One Example of SCE
(Sold Conditionally with Excape Clause)
I am selling my property. If I accept an offer that is conditional on the buyer selling their home, can I still consider other offers?
This is an interesting and important question that both buyers and sellers should discuss with their salespersons to fully understand before entering negotiations.
By and large, a conditional offer is one that is contingent upon the buyer and/or seller fulfilling certain terms or performing certain actions, typically within a set period of time. If a conditional offer is accepted, it becomes a conditional agreement of purchase and sale.
If the conditions in the conditional agreement are waived, fulfilled or met, then the conditional agreement becomes a firm and binding agreement. At that point in time, generally speaking, both the buyer and seller are obligated to complete the transaction.
If you would like to accept an offer that is conditional on the buyer selling their existing home, but would still like to consider other offers, there may be options available to you. I recommend that you discuss all of the options available to you, along with the benefits and risks, with your real estate salesperson.
One such option may be the inclusion of an escape clause to help ensure that a buyer behind a conditional offer knows the property will still be marketed to other potential buyers. This strategy provides the original buyer the opportunity to waive or fulfil their conditions and make their agreement firm — or condition-free — before an offer from a new buyer can be accepted.
Typically, an escape clause would require the seller to notify the first buyer, in writing, by way of written notice, that there is a second agreement to sell the property to another buyer, and that they have a set period of time — 48 hours, for example — to waive or fulfil the conditions in their agreement, or to walk away from the purchase.
If the first buyer is unable to sell their home, or is unable or unwilling to waive the condition, then the original agreement becomes null and void. It is best to get this confirmed, in writing, by the first buyer.
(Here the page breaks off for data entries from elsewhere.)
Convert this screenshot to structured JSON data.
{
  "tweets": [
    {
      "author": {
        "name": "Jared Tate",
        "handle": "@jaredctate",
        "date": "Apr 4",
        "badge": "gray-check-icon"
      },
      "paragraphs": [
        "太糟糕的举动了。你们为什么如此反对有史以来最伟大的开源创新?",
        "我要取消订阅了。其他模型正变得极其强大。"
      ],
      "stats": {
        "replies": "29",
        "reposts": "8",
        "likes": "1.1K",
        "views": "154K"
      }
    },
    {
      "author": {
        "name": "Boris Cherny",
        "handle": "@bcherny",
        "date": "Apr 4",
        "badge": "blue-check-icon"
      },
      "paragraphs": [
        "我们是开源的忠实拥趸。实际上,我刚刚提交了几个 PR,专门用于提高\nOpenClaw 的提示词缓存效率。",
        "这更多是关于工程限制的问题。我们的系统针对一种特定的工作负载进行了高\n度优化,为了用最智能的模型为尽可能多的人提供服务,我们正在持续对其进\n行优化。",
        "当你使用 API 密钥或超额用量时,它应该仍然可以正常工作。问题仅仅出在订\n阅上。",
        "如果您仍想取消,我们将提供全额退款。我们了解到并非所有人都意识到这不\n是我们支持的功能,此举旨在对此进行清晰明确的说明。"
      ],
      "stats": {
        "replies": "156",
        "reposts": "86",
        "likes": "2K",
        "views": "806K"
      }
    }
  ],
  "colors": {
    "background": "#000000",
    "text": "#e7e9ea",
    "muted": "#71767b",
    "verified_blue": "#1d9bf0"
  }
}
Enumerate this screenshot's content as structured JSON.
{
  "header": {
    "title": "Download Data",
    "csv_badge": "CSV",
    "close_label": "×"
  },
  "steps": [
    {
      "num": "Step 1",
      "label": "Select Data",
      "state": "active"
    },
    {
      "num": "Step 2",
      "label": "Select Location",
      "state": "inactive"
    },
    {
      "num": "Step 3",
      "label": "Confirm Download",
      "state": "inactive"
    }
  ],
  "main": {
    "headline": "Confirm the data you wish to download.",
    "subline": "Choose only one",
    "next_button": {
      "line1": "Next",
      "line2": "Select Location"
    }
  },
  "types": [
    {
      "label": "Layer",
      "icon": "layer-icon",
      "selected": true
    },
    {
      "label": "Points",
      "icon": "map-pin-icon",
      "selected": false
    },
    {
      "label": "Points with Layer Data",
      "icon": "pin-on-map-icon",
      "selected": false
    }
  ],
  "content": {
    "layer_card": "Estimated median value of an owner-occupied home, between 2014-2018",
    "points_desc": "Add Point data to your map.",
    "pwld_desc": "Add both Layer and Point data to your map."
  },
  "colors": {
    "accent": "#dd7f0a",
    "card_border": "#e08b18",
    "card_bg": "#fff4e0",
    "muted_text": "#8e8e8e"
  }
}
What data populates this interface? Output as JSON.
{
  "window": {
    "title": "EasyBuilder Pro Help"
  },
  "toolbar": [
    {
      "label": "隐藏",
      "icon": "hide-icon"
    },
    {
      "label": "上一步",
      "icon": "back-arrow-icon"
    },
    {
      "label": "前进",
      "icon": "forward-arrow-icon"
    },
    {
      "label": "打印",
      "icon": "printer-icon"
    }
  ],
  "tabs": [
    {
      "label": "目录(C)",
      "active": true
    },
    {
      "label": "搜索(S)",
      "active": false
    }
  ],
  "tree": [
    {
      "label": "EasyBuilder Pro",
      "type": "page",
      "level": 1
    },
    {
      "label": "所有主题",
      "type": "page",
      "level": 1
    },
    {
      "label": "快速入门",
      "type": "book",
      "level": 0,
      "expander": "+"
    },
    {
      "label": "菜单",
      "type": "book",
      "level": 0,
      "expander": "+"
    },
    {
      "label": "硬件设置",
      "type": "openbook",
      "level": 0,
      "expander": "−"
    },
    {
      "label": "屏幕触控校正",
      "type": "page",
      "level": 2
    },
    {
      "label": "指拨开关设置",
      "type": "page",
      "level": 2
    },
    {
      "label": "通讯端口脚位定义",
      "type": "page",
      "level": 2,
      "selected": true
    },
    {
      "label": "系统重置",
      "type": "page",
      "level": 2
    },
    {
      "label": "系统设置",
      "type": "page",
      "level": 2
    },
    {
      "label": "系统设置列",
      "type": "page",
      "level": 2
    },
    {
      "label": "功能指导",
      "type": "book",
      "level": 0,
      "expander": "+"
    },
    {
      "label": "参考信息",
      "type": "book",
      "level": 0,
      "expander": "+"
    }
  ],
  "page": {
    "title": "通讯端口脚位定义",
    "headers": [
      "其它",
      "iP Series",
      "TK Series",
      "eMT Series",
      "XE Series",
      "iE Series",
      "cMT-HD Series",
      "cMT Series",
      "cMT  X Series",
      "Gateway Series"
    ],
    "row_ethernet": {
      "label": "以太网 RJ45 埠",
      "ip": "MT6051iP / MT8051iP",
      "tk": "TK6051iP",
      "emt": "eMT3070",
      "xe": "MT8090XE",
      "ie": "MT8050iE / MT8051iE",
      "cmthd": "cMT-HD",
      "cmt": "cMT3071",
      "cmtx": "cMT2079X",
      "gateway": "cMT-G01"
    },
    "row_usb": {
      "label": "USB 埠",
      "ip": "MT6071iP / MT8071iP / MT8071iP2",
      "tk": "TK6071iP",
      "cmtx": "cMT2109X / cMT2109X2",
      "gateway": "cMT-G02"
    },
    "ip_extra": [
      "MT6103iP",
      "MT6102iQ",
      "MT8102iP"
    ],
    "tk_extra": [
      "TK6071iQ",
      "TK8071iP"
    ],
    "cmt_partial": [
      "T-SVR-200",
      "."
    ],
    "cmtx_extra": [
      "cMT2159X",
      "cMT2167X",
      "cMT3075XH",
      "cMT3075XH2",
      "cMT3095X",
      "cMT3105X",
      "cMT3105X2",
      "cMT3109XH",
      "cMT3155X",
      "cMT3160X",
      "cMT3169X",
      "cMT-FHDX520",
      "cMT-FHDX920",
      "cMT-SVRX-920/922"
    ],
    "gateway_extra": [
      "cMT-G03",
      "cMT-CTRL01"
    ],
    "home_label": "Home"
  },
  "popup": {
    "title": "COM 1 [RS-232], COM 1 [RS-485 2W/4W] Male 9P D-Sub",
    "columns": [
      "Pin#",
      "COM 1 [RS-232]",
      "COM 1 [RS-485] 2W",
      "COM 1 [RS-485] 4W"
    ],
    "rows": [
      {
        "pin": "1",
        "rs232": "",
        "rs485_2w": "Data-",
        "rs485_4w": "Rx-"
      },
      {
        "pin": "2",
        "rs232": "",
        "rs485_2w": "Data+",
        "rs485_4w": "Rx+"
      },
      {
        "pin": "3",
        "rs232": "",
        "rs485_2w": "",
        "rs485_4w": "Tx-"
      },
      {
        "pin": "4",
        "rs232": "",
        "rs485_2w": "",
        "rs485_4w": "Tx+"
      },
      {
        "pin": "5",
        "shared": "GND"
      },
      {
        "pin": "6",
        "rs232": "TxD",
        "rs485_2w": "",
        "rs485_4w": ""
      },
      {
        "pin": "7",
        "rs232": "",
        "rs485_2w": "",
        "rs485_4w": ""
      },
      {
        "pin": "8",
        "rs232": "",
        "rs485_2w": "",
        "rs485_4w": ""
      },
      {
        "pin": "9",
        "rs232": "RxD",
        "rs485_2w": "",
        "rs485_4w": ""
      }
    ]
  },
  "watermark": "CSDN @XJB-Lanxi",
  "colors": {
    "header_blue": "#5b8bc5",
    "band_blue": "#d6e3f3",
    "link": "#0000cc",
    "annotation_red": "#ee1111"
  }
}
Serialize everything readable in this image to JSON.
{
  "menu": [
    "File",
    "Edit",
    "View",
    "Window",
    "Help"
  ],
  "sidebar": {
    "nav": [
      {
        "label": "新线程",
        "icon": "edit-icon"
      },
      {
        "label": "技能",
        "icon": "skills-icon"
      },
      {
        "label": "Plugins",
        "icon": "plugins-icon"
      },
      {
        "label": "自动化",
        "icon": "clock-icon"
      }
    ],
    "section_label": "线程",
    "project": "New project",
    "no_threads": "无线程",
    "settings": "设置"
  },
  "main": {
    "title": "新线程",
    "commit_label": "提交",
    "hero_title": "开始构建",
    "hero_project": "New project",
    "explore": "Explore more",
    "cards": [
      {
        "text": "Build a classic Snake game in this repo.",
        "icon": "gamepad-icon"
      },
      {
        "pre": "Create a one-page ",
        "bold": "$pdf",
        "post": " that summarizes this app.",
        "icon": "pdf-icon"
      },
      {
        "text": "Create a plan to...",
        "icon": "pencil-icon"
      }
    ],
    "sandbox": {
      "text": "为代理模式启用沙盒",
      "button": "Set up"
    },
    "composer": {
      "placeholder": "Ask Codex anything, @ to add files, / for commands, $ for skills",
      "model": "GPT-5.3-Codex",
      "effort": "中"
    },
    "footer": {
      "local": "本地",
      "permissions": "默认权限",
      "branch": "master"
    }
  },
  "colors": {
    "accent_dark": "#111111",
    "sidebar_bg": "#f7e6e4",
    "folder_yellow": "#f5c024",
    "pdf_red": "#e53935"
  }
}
This provides a record of a mutual agreement that the conditional agreement is null and void, and the first buyer’s deposit can be returned.
From Toronto Star by Registrar RECO